= Work instruction =
Every line from the one with "What's the underlying" to the final line of the records should be printed exactly as it is, with pictures left out.

____

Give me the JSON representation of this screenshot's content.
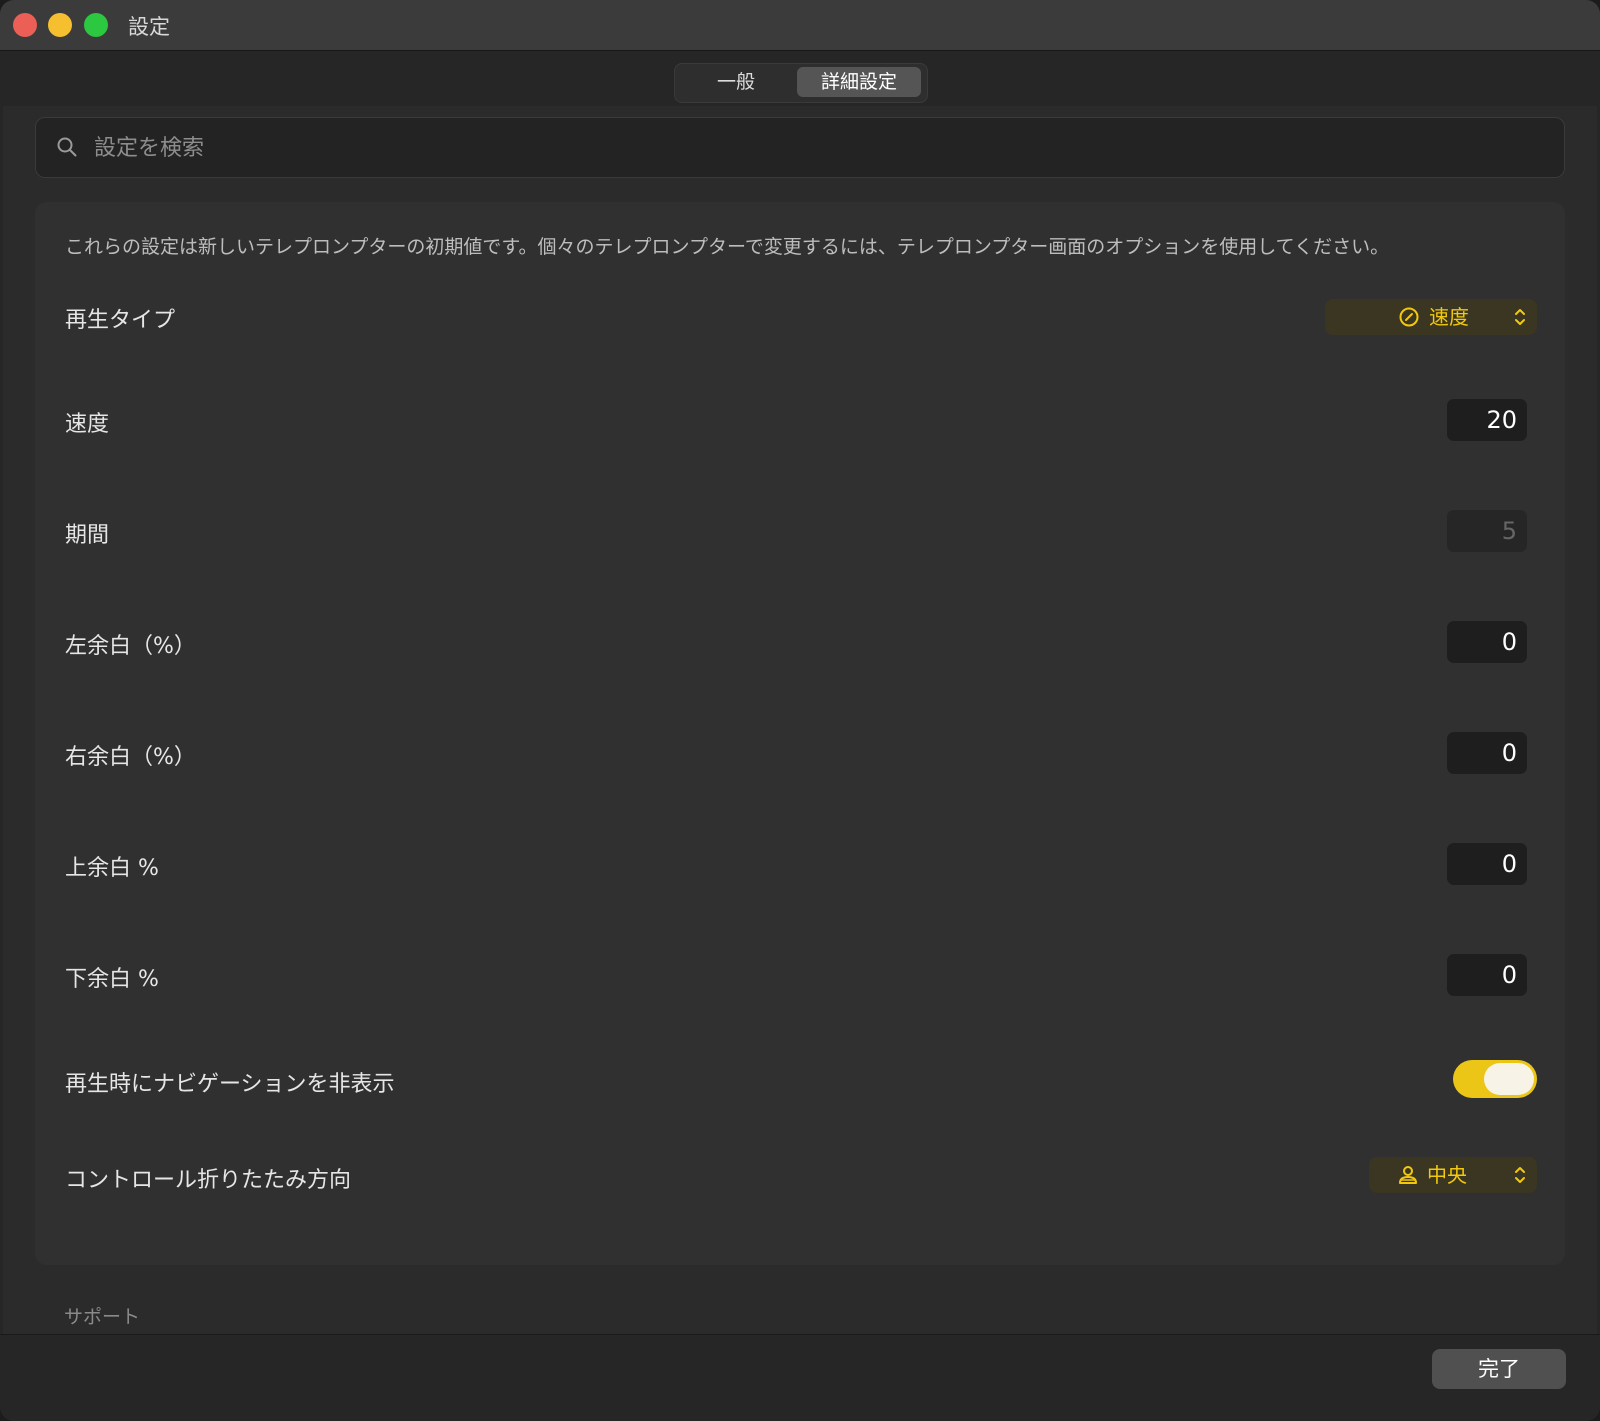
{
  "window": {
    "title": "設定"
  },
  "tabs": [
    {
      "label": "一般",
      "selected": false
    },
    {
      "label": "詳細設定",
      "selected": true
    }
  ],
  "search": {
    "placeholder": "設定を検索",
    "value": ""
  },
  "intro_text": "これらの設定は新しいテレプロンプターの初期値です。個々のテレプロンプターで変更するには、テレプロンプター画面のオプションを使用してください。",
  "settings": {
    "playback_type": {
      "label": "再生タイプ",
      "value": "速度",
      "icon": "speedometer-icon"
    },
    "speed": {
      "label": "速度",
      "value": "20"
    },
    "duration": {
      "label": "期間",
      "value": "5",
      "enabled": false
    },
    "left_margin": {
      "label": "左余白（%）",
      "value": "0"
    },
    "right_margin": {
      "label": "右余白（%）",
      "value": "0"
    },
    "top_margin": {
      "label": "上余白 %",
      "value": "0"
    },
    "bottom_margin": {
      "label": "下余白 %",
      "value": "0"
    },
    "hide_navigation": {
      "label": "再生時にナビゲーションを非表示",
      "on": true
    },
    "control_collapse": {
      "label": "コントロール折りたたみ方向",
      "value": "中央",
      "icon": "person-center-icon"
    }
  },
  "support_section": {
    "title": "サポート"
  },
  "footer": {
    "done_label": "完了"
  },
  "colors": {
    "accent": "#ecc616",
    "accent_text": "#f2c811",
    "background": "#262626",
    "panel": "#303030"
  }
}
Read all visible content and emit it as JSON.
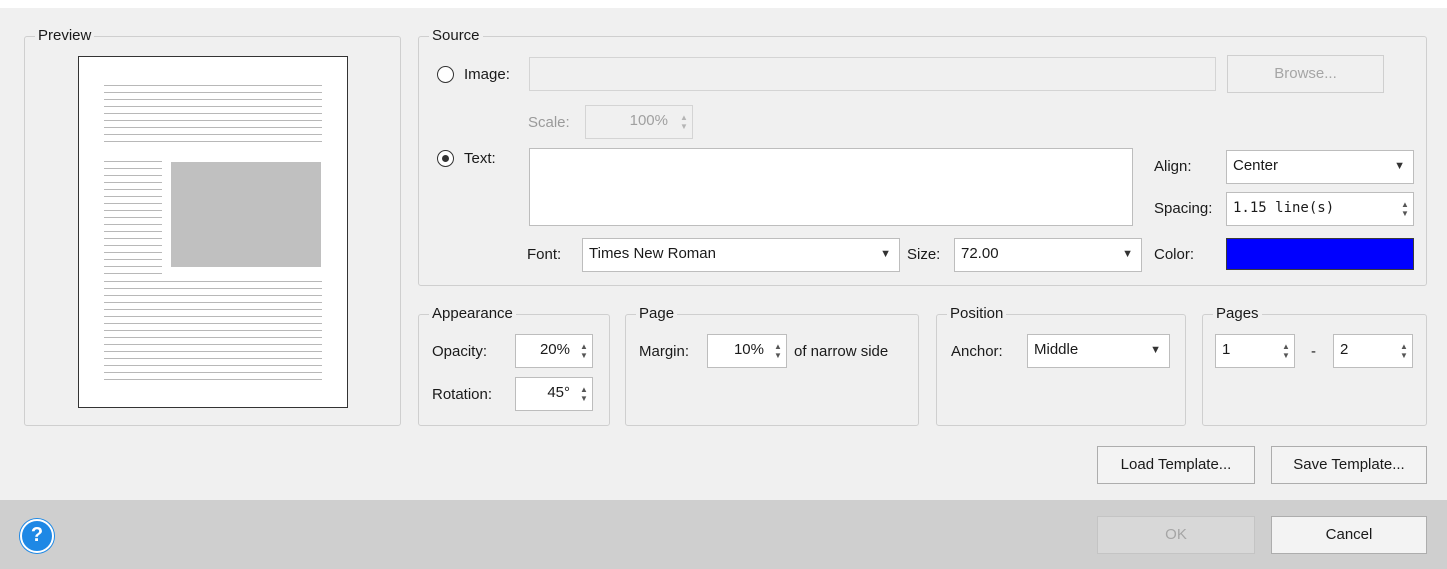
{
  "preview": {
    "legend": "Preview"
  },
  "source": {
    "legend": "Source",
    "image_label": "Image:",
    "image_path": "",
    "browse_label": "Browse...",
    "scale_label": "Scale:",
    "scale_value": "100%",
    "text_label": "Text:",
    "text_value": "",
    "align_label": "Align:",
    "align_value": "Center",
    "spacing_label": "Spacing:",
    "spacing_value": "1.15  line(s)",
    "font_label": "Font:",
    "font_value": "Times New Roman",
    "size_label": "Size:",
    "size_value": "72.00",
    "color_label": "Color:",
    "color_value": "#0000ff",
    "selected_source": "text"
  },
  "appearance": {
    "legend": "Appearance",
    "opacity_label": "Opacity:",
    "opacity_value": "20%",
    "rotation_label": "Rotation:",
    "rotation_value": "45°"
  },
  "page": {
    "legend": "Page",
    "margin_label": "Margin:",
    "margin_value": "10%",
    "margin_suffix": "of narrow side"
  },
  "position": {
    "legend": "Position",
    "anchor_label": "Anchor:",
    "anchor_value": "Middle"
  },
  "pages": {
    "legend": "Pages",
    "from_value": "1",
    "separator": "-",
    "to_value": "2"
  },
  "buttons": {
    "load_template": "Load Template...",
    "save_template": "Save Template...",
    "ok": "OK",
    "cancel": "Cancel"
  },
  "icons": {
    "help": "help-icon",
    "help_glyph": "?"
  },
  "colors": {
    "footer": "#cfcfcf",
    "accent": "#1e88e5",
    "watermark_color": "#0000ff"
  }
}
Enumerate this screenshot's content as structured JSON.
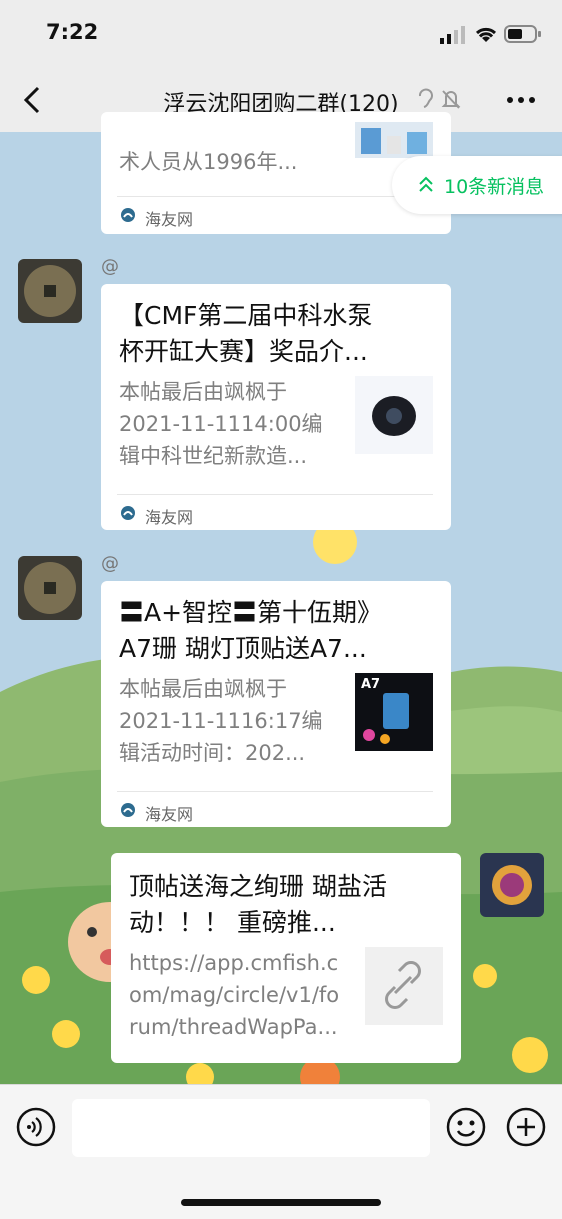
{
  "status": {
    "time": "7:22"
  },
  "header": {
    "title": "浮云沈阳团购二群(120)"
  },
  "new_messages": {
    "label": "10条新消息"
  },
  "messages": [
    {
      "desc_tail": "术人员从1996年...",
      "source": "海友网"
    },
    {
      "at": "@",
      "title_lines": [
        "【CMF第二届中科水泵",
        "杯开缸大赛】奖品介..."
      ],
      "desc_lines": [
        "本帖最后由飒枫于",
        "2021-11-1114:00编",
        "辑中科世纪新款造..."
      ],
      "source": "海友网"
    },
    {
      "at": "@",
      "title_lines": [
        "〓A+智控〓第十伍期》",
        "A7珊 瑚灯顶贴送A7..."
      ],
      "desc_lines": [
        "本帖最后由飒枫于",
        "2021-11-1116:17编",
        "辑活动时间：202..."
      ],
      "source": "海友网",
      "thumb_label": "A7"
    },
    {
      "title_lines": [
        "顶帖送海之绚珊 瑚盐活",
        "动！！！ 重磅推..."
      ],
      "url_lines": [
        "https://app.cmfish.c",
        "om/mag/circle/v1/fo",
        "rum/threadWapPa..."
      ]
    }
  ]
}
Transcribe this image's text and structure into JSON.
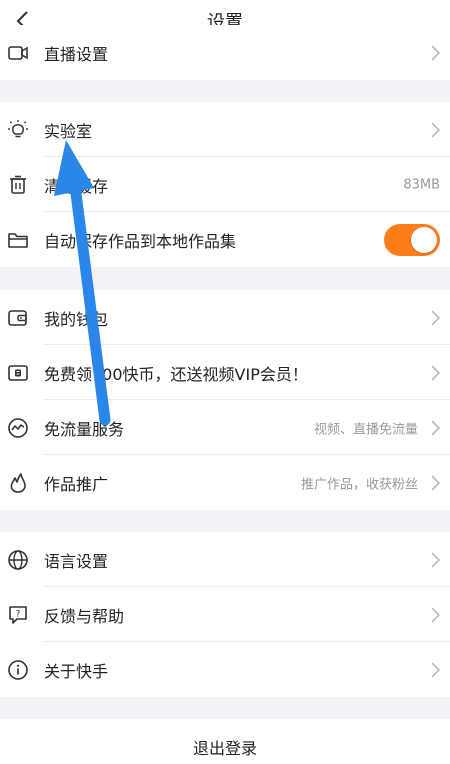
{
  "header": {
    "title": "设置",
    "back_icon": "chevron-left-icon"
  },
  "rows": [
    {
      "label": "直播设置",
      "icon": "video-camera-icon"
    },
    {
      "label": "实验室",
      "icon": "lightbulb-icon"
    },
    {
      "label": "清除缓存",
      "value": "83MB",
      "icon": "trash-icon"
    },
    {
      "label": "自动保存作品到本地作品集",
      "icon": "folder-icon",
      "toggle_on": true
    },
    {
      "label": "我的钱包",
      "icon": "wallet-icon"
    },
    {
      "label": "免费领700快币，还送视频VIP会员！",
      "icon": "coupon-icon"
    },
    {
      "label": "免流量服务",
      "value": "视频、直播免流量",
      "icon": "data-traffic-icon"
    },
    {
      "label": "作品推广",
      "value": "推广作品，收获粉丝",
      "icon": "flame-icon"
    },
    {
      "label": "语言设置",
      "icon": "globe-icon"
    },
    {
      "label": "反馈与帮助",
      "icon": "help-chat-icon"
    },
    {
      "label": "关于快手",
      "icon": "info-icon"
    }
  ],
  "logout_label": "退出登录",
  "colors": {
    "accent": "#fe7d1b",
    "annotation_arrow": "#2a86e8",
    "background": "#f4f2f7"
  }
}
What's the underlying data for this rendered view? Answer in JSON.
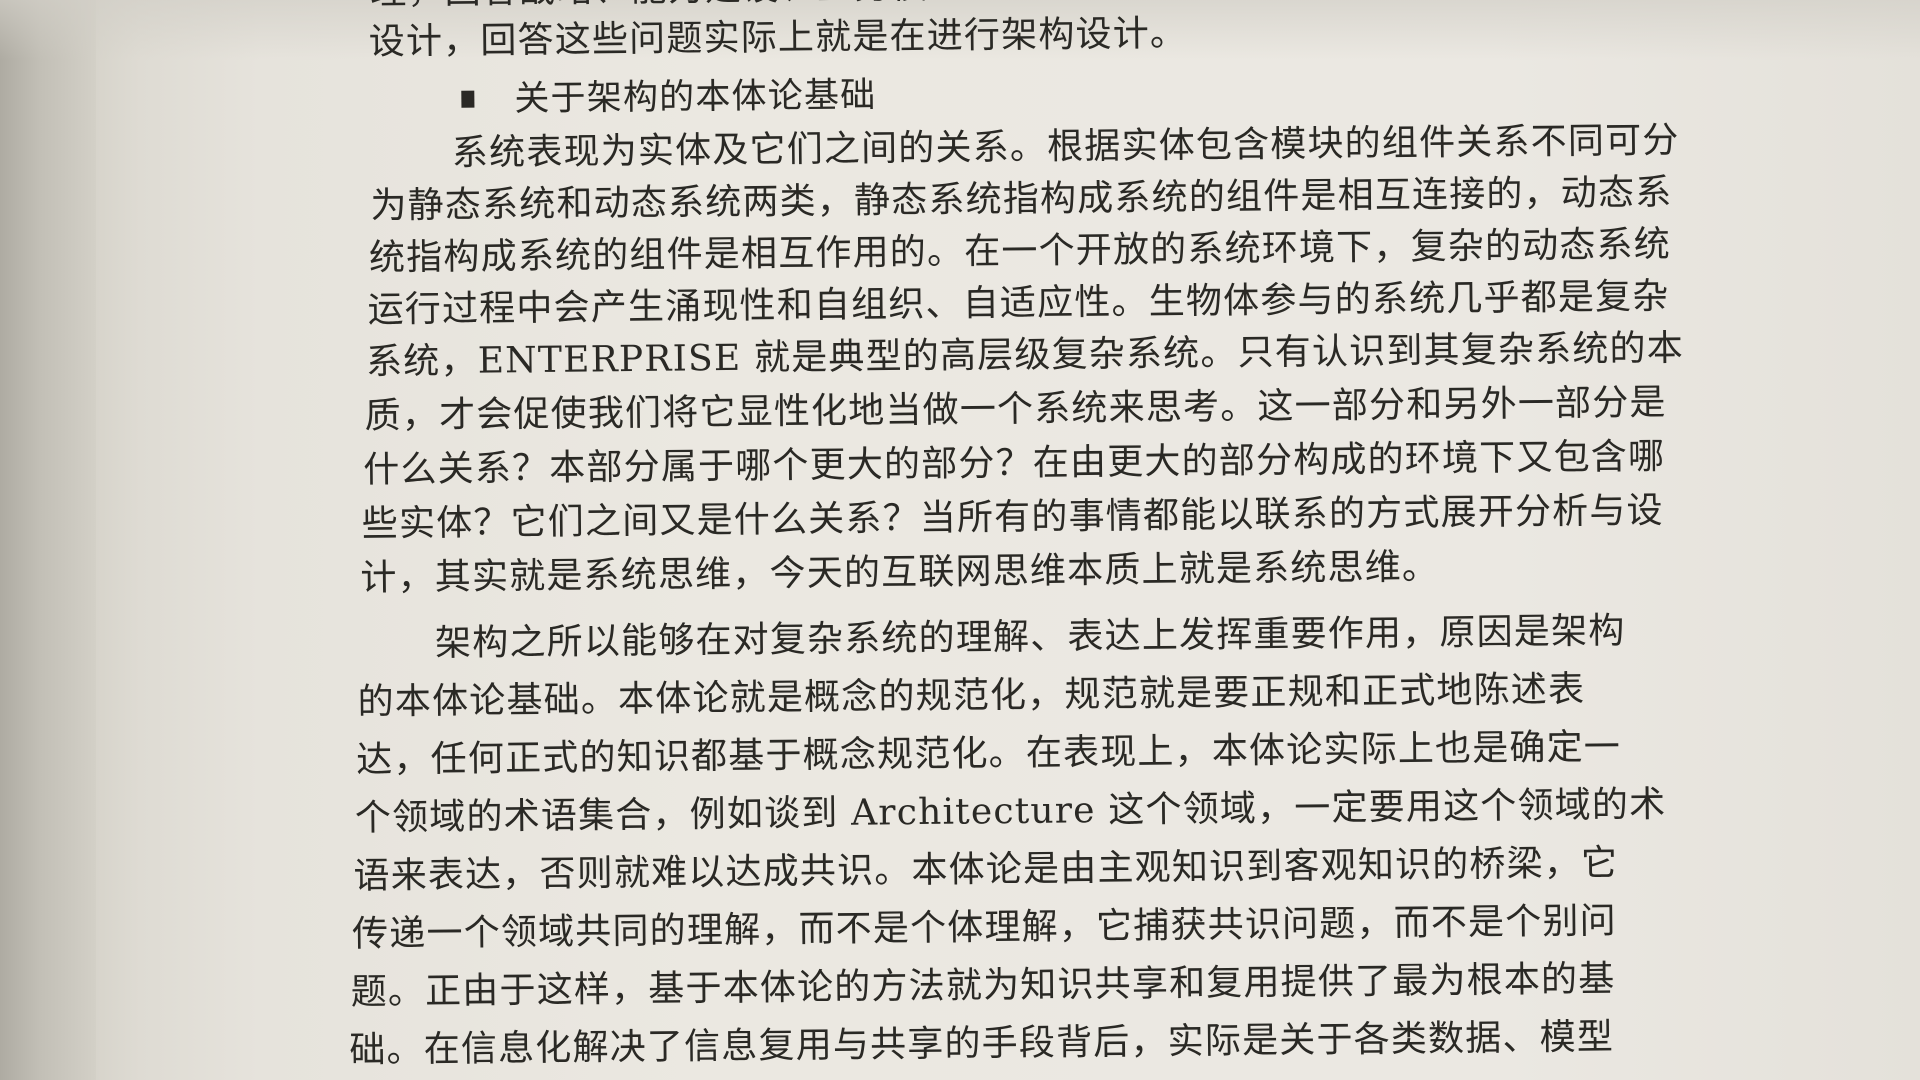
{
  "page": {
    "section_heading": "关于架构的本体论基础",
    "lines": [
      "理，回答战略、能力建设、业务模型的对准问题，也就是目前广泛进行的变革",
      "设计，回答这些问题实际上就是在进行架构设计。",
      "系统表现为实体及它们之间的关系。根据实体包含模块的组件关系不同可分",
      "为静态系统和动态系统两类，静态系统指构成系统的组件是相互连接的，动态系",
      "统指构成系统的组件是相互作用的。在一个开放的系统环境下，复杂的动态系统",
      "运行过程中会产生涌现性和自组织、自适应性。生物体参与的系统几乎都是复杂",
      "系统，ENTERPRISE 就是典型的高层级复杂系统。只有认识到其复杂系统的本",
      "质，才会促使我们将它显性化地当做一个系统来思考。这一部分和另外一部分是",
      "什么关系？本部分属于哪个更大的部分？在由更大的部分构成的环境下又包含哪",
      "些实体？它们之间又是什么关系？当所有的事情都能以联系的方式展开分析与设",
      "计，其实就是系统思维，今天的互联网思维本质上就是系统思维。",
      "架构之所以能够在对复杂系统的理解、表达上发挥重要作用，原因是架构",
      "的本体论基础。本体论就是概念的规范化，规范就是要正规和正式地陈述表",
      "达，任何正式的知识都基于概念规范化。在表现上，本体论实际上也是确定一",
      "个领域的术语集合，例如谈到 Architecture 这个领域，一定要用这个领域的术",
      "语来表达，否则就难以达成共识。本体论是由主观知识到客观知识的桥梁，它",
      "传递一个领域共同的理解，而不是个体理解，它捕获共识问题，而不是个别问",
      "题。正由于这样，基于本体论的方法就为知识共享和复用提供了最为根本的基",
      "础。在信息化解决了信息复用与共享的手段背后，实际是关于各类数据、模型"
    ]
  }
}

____

= Answer section =
What's the underlying data for this rendered view? Answer in JSON.
{
  "page": {
    "section_heading": "关于架构的本体论基础",
    "lines": [
      "理，回答战略、能力建设、业务模型的对准问题，也就是目前广泛进行的变革",
      "设计，回答这些问题实际上就是在进行架构设计。",
      "系统表现为实体及它们之间的关系。根据实体包含模块的组件关系不同可分",
      "为静态系统和动态系统两类，静态系统指构成系统的组件是相互连接的，动态系",
      "统指构成系统的组件是相互作用的。在一个开放的系统环境下，复杂的动态系统",
      "运行过程中会产生涌现性和自组织、自适应性。生物体参与的系统几乎都是复杂",
      "系统，ENTERPRISE 就是典型的高层级复杂系统。只有认识到其复杂系统的本",
      "质，才会促使我们将它显性化地当做一个系统来思考。这一部分和另外一部分是",
      "什么关系？本部分属于哪个更大的部分？在由更大的部分构成的环境下又包含哪",
      "些实体？它们之间又是什么关系？当所有的事情都能以联系的方式展开分析与设",
      "计，其实就是系统思维，今天的互联网思维本质上就是系统思维。",
      "架构之所以能够在对复杂系统的理解、表达上发挥重要作用，原因是架构",
      "的本体论基础。本体论就是概念的规范化，规范就是要正规和正式地陈述表",
      "达，任何正式的知识都基于概念规范化。在表现上，本体论实际上也是确定一",
      "个领域的术语集合，例如谈到 Architecture 这个领域，一定要用这个领域的术",
      "语来表达，否则就难以达成共识。本体论是由主观知识到客观知识的桥梁，它",
      "传递一个领域共同的理解，而不是个体理解，它捕获共识问题，而不是个别问",
      "题。正由于这样，基于本体论的方法就为知识共享和复用提供了最为根本的基",
      "础。在信息化解决了信息复用与共享的手段背后，实际是关于各类数据、模型"
    ]
  }
}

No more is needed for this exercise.